By Benjamin Goad - 12/17/13 11:26 AM EST
The Justice Department on Tuesday announced more than $1.5 million in initial reimbursement funding for agencies and organizations that aided victims and first responders following last year’s mass shooting in Newtown, Conn.
The directive from Attorney General Eric Holder comes three days after the anniversary of the killing spree that left 20 children and six adults dead at Sandy Hook Elementary School.
“One year after the senseless violence in Newtown, we continue to mourn the innocent children and selfless adults who were taken from us on that terrible day,” Holder said. “And through this grant. … We reaffirm our commitment to standing with the people of Newtown, the families of the victims and all who are helping to bring help and healing to those affected by this heartbreaking tragedy.”
The $1,519,713 dispersal from the Justice Department’s Office for Victims of Crime will go to the Connecticut Judicial Branch, which administers funding for services to victims of violent crime in the state.
The money is meant to repay organizations that handled crisis intervention, trauma care and other law enforcement support expenses, including the costs associated with moving Sandy Hook students to a new school after the massacre.
The office is working with state officials and the city of Newtown on additional grants to help pay for long-term victim recovery.

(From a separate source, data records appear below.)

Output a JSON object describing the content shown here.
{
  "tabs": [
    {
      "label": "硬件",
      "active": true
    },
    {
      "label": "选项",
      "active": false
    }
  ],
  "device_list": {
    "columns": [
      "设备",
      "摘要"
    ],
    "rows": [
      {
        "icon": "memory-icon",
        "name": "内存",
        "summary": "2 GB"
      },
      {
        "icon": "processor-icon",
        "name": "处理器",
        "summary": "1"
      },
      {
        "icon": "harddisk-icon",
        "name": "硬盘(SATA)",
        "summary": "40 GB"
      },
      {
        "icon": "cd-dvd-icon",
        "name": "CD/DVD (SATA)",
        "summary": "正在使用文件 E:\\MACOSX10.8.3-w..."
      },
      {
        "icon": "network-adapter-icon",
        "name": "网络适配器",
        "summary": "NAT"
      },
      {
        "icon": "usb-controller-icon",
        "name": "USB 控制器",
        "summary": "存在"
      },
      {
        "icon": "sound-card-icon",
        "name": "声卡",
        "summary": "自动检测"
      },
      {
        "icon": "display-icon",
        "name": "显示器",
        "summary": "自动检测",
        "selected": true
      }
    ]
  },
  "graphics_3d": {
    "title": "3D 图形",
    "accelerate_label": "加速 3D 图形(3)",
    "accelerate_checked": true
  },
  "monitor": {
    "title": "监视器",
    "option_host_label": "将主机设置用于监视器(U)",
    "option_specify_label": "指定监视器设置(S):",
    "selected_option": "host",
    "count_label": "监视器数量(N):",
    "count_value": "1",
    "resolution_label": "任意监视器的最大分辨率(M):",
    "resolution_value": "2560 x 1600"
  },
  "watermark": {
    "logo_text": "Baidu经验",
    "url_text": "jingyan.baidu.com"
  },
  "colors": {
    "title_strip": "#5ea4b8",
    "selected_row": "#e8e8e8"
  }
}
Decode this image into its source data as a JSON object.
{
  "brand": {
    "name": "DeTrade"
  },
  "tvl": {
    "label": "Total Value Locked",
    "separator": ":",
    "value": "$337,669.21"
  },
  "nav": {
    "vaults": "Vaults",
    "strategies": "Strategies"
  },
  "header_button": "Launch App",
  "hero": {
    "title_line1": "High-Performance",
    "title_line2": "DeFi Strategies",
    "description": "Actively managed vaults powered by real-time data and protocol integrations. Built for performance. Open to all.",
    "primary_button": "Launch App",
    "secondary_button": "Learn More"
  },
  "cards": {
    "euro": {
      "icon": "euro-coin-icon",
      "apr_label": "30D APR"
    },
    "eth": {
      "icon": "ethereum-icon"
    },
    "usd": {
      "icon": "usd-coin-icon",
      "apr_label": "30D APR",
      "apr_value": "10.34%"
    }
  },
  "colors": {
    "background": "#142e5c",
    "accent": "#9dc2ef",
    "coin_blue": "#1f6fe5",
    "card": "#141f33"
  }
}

Similar funding was announced following the 1995 the Oklahoma City bombing and mass shootings in Aurora, Colo.; Tucson, Ariz.; and at Virginia Tech.